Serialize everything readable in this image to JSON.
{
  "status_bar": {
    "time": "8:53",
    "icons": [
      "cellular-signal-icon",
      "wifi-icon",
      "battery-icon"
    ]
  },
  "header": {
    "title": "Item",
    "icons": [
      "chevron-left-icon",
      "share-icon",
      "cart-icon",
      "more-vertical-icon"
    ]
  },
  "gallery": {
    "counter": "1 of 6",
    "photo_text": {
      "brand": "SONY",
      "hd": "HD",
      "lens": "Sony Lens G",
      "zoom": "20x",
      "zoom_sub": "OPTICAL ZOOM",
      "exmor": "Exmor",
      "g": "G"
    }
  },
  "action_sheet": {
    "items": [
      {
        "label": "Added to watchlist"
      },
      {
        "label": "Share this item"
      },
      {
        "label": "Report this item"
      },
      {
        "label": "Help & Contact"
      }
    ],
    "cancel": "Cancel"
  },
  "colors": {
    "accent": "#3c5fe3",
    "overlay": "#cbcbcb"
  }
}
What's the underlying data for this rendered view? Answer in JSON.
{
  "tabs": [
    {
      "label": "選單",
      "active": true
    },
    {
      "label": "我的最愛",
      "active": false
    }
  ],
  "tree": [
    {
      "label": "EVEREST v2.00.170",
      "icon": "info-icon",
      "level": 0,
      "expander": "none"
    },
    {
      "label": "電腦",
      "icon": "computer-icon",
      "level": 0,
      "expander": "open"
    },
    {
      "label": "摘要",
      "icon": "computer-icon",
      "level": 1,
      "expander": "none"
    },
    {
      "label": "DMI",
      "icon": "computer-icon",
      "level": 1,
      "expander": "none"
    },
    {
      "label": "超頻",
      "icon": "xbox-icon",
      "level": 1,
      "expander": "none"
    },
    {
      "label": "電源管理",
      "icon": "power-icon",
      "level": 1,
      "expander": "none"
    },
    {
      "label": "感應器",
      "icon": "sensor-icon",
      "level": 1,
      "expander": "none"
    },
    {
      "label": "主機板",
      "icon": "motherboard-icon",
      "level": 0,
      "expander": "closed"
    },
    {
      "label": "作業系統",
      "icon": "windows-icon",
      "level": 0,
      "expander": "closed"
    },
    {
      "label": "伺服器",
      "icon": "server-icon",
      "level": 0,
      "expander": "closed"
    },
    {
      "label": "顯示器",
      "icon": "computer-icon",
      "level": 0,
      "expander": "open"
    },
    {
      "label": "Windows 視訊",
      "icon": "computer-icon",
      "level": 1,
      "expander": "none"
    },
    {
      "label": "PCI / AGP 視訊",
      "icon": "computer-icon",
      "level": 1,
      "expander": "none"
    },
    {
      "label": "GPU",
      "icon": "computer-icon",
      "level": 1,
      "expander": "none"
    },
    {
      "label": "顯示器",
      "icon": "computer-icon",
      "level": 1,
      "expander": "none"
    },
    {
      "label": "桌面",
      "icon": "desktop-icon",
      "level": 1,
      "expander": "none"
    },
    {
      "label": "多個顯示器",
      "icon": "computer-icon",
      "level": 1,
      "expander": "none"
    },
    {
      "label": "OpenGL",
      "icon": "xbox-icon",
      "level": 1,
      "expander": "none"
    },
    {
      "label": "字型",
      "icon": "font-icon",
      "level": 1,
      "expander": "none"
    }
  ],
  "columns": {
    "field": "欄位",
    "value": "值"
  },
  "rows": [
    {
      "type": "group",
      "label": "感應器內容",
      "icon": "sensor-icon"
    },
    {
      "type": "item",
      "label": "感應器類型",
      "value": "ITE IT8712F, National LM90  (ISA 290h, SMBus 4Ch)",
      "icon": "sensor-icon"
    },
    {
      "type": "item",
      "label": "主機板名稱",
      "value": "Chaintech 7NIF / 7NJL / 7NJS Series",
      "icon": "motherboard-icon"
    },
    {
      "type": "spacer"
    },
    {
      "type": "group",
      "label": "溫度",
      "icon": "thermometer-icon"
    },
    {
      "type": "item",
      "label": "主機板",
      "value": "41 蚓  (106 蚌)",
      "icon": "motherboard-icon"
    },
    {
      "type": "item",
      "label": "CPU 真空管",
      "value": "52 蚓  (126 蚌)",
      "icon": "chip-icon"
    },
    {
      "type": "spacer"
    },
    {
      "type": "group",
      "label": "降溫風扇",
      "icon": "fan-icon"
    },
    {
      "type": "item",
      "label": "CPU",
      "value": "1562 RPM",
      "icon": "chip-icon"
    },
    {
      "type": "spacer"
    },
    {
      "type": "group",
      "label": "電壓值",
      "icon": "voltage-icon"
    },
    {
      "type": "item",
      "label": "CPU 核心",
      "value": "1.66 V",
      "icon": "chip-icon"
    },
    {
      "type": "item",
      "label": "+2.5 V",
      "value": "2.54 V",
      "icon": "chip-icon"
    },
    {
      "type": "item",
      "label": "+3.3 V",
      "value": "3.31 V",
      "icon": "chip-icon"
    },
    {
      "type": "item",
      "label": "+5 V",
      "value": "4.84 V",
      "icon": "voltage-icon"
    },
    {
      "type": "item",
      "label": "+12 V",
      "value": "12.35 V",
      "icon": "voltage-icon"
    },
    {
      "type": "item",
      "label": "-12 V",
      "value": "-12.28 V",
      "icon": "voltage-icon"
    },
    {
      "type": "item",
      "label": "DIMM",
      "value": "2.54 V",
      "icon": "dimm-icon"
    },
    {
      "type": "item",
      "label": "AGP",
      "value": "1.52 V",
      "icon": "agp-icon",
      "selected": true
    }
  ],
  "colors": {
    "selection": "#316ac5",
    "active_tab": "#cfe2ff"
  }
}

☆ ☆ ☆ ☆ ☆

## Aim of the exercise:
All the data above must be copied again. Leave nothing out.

## Response to this task:
Serialize everything readable in this image to JSON.
{
  "status_bar": {
    "time": "8:53",
    "icons": [
      "cellular-signal-icon",
      "wifi-icon",
      "battery-icon"
    ]
  },
  "header": {
    "title": "Item",
    "icons": [
      "chevron-left-icon",
      "share-icon",
      "cart-icon",
      "more-vertical-icon"
    ]
  },
  "gallery": {
    "counter": "1 of 6",
    "photo_text": {
      "brand": "SONY",
      "hd": "HD",
      "lens": "Sony Lens G",
      "zoom": "20x",
      "zoom_sub": "OPTICAL ZOOM",
      "exmor": "Exmor",
      "g": "G"
    }
  },
  "action_sheet": {
    "items": [
      {
        "label": "Added to watchlist"
      },
      {
        "label": "Share this item"
      },
      {
        "label": "Report this item"
      },
      {
        "label": "Help & Contact"
      }
    ],
    "cancel": "Cancel"
  },
  "colors": {
    "accent": "#3c5fe3",
    "overlay": "#cbcbcb"
  }
}
What's the underlying data for this rendered view? Answer in JSON.
{
  "tabs": [
    {
      "label": "選單",
      "active": true
    },
    {
      "label": "我的最愛",
      "active": false
    }
  ],
  "tree": [
    {
      "label": "EVEREST v2.00.170",
      "icon": "info-icon",
      "level": 0,
      "expander": "none"
    },
    {
      "label": "電腦",
      "icon": "computer-icon",
      "level": 0,
      "expander": "open"
    },
    {
      "label": "摘要",
      "icon": "computer-icon",
      "level": 1,
      "expander": "none"
    },
    {
      "label": "DMI",
      "icon": "computer-icon",
      "level": 1,
      "expander": "none"
    },
    {
      "label": "超頻",
      "icon": "xbox-icon",
      "level": 1,
      "expander": "none"
    },
    {
      "label": "電源管理",
      "icon": "power-icon",
      "level": 1,
      "expander": "none"
    },
    {
      "label": "感應器",
      "icon": "sensor-icon",
      "level": 1,
      "expander": "none"
    },
    {
      "label": "主機板",
      "icon": "motherboard-icon",
      "level": 0,
      "expander": "closed"
    },
    {
      "label": "作業系統",
      "icon": "windows-icon",
      "level": 0,
      "expander": "closed"
    },
    {
      "label": "伺服器",
      "icon": "server-icon",
      "level": 0,
      "expander": "closed"
    },
    {
      "label": "顯示器",
      "icon": "computer-icon",
      "level": 0,
      "expander": "open"
    },
    {
      "label": "Windows 視訊",
      "icon": "computer-icon",
      "level": 1,
      "expander": "none"
    },
    {
      "label": "PCI / AGP 視訊",
      "icon": "computer-icon",
      "level": 1,
      "expander": "none"
    },
    {
      "label": "GPU",
      "icon": "computer-icon",
      "level": 1,
      "expander": "none"
    },
    {
      "label": "顯示器",
      "icon": "computer-icon",
      "level": 1,
      "expander": "none"
    },
    {
      "label": "桌面",
      "icon": "desktop-icon",
      "level": 1,
      "expander": "none"
    },
    {
      "label": "多個顯示器",
      "icon": "computer-icon",
      "level": 1,
      "expander": "none"
    },
    {
      "label": "OpenGL",
      "icon": "xbox-icon",
      "level": 1,
      "expander": "none"
    },
    {
      "label": "字型",
      "icon": "font-icon",
      "level": 1,
      "expander": "none"
    }
  ],
  "columns": {
    "field": "欄位",
    "value": "值"
  },
  "rows": [
    {
      "type": "group",
      "label": "感應器內容",
      "icon": "sensor-icon"
    },
    {
      "type": "item",
      "label": "感應器類型",
      "value": "ITE IT8712F, National LM90  (ISA 290h, SMBus 4Ch)",
      "icon": "sensor-icon"
    },
    {
      "type": "item",
      "label": "主機板名稱",
      "value": "Chaintech 7NIF / 7NJL / 7NJS Series",
      "icon": "motherboard-icon"
    },
    {
      "type": "spacer"
    },
    {
      "type": "group",
      "label": "溫度",
      "icon": "thermometer-icon"
    },
    {
      "type": "item",
      "label": "主機板",
      "value": "41 蚓  (106 蚌)",
      "icon": "motherboard-icon"
    },
    {
      "type": "item",
      "label": "CPU 真空管",
      "value": "52 蚓  (126 蚌)",
      "icon": "chip-icon"
    },
    {
      "type": "spacer"
    },
    {
      "type": "group",
      "label": "降溫風扇",
      "icon": "fan-icon"
    },
    {
      "type": "item",
      "label": "CPU",
      "value": "1562 RPM",
      "icon": "chip-icon"
    },
    {
      "type": "spacer"
    },
    {
      "type": "group",
      "label": "電壓值",
      "icon": "voltage-icon"
    },
    {
      "type": "item",
      "label": "CPU 核心",
      "value": "1.66 V",
      "icon": "chip-icon"
    },
    {
      "type": "item",
      "label": "+2.5 V",
      "value": "2.54 V",
      "icon": "chip-icon"
    },
    {
      "type": "item",
      "label": "+3.3 V",
      "value": "3.31 V",
      "icon": "chip-icon"
    },
    {
      "type": "item",
      "label": "+5 V",
      "value": "4.84 V",
      "icon": "voltage-icon"
    },
    {
      "type": "item",
      "label": "+12 V",
      "value": "12.35 V",
      "icon": "voltage-icon"
    },
    {
      "type": "item",
      "label": "-12 V",
      "value": "-12.28 V",
      "icon": "voltage-icon"
    },
    {
      "type": "item",
      "label": "DIMM",
      "value": "2.54 V",
      "icon": "dimm-icon"
    },
    {
      "type": "item",
      "label": "AGP",
      "value": "1.52 V",
      "icon": "agp-icon",
      "selected": true
    }
  ],
  "colors": {
    "selection": "#316ac5",
    "active_tab": "#cfe2ff"
  }
}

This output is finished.